When a company sets up a website, they can then gain information on how many visitors clicked on their website, how long they were there for, and what path they accessed their site through. This information can be very vital to a company not only to understand their consumer’s needs and wants but also how to improve their web strategy. This process of collecting and analyzing the data and thus understand what it all means, is referred to as web analytics. Depending on your businesses size there can be different beneficial ways/strategies to gain the most from your analysis. These include, the clickstream, outcomes, testing, voice of the customer and competitive intelligence. The data then collected can be beneficial as it may allow for better marketing of the website, a higher rate of return and improve their website overall. Web analytic software can be either free, however, the information provided can be difficult to interpret yourself; or they can be paid where a company would outsource their analytics. Before outsourcing, there are a couple of key questions that should be asked. For example, what makes your tools different than the ones offered for free? Are you 100% Application service provider? What options are available for exporting the data to our companies system? And, what data capture mechanisms do you use? Overall result of web analytics is that it allows you to see where you are today, and then see what changes can be made to help in the companies growth.

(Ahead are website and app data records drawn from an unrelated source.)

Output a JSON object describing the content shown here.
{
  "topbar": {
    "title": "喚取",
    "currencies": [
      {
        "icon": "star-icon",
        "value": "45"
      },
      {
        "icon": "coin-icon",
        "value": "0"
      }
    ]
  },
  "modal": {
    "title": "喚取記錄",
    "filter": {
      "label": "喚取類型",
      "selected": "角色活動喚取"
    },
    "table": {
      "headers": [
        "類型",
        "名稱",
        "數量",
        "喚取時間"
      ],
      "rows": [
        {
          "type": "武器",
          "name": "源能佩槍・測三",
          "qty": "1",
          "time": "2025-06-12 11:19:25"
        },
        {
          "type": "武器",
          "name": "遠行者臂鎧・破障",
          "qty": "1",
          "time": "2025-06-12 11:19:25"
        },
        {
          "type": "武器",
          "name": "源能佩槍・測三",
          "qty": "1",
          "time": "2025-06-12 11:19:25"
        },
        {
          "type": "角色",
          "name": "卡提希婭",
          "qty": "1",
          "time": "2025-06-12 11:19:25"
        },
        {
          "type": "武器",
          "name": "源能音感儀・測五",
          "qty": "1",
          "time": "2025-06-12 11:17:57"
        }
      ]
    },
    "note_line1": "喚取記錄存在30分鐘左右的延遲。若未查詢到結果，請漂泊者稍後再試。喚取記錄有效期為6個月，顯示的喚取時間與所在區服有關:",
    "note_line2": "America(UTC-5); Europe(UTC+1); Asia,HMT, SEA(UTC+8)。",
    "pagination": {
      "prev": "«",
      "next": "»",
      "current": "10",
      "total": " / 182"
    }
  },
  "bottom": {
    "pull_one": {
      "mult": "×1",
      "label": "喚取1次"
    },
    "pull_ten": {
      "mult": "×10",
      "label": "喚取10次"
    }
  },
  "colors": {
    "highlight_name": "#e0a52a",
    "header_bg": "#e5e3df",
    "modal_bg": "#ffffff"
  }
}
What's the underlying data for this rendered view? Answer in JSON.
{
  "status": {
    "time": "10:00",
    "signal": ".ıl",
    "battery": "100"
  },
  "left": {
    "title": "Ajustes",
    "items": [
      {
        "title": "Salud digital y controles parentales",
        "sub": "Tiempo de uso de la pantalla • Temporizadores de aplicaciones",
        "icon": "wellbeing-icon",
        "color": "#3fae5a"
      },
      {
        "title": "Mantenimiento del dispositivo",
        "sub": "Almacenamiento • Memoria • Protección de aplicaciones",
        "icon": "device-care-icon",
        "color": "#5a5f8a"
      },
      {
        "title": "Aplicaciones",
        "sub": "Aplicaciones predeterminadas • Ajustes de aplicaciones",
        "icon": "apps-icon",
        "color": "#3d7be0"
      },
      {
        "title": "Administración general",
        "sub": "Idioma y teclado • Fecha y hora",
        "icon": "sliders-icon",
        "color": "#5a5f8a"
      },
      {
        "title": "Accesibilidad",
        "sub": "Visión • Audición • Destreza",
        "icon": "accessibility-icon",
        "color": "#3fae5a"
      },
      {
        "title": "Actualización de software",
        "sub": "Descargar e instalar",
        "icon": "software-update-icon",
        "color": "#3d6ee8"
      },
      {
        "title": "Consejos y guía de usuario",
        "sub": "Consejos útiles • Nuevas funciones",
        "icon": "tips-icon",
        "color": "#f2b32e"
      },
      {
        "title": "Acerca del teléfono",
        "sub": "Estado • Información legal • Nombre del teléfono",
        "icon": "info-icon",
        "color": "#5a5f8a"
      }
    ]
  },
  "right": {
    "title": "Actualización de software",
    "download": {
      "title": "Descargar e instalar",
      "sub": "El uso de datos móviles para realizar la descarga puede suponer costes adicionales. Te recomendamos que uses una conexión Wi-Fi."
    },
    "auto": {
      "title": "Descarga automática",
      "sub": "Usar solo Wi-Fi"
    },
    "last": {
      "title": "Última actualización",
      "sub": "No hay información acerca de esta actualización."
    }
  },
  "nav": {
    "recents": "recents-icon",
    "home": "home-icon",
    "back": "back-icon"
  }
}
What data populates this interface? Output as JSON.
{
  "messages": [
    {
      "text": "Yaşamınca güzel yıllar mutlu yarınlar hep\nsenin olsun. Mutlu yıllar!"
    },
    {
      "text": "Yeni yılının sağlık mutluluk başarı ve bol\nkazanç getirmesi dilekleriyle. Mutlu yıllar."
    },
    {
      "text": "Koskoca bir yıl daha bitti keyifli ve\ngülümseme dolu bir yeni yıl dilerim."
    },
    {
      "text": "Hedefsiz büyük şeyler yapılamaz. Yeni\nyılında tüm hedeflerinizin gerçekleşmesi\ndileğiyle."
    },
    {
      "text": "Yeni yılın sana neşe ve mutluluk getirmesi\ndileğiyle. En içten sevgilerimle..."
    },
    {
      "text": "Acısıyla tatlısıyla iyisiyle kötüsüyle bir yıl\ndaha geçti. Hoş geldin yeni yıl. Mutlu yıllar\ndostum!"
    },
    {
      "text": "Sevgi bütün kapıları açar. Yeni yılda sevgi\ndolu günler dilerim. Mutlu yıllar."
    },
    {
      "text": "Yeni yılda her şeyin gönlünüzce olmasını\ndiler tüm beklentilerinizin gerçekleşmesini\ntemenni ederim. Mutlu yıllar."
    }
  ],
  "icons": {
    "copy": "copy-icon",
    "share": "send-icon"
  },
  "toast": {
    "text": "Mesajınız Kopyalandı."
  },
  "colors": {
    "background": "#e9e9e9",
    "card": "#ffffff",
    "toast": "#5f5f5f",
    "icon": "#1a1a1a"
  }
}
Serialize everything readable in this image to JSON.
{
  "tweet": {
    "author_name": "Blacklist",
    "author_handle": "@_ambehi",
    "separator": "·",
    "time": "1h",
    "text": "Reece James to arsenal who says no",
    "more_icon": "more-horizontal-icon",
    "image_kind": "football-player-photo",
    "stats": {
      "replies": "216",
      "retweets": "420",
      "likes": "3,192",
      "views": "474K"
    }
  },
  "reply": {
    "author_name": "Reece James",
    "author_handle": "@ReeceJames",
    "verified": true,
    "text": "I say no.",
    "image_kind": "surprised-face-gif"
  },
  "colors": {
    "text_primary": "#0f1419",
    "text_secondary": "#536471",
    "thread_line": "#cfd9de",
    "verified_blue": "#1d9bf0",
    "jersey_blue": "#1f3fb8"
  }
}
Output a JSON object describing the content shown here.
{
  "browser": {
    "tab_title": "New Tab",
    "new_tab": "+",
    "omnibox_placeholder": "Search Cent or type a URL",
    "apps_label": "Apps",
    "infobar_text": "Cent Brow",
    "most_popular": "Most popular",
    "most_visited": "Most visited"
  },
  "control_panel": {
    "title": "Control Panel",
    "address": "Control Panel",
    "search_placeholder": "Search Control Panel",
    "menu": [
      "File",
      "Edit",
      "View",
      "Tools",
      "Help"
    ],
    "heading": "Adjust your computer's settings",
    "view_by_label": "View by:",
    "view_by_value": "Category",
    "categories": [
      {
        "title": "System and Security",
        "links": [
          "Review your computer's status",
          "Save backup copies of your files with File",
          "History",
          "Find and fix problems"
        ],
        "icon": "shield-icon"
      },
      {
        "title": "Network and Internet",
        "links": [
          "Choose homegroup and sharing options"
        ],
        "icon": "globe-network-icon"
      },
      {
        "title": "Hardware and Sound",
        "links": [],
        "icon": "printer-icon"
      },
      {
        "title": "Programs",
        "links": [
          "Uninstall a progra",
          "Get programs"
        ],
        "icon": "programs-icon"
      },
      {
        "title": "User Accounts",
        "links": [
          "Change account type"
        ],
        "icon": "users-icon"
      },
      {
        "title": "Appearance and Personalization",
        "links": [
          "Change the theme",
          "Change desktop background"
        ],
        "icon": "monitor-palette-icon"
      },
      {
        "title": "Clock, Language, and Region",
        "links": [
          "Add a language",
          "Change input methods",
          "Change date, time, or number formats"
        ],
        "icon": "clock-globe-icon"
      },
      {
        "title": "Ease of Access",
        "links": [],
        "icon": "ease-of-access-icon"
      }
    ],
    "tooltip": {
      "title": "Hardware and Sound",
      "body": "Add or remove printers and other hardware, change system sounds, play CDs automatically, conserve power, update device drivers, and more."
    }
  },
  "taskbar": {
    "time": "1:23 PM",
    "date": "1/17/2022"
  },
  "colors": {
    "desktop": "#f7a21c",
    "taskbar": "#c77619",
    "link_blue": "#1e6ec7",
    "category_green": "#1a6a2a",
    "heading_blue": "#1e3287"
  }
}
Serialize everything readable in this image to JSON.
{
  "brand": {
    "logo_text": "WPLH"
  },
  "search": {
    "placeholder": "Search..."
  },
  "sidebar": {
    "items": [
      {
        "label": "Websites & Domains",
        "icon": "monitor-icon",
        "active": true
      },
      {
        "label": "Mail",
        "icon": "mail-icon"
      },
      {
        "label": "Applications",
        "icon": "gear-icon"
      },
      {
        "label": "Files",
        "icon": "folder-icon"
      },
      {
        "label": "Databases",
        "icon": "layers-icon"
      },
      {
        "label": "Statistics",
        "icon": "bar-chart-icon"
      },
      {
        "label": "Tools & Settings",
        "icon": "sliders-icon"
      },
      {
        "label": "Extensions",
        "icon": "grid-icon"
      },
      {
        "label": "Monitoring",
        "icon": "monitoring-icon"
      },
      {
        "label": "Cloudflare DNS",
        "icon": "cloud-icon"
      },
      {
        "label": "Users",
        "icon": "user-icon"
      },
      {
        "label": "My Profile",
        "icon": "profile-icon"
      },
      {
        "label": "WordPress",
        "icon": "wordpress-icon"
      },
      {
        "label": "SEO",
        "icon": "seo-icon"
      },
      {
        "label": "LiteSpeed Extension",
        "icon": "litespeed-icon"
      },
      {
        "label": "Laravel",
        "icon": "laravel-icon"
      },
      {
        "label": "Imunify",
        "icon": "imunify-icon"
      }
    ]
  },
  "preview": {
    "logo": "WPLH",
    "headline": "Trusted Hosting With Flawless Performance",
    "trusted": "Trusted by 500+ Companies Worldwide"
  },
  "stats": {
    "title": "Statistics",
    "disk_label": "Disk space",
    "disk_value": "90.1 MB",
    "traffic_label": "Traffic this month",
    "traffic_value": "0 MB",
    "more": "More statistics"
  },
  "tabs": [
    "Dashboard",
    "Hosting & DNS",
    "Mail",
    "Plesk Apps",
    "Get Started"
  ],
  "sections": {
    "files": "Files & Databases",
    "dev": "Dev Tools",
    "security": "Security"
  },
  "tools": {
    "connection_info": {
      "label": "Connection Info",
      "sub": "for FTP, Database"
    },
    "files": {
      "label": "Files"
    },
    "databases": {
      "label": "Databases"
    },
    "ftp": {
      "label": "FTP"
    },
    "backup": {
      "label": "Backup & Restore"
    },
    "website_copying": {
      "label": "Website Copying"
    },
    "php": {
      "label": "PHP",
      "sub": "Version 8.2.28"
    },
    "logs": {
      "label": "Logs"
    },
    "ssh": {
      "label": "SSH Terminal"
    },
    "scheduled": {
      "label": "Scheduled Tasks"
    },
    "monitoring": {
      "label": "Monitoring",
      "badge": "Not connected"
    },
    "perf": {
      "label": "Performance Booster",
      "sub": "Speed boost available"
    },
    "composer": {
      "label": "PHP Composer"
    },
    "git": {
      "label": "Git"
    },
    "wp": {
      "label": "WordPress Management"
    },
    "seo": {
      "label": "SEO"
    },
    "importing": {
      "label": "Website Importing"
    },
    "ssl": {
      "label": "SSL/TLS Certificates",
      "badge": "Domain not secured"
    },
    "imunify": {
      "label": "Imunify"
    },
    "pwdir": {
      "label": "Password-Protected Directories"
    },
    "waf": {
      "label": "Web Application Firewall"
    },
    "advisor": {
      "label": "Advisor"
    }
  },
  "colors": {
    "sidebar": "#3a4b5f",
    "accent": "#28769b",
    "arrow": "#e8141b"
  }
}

Here is my first piktochart based off this blog: http://www.kaushik.net/avinash/competitive-intelligence-data-sources-best-practices/
Here are my badges from my first HTML lessons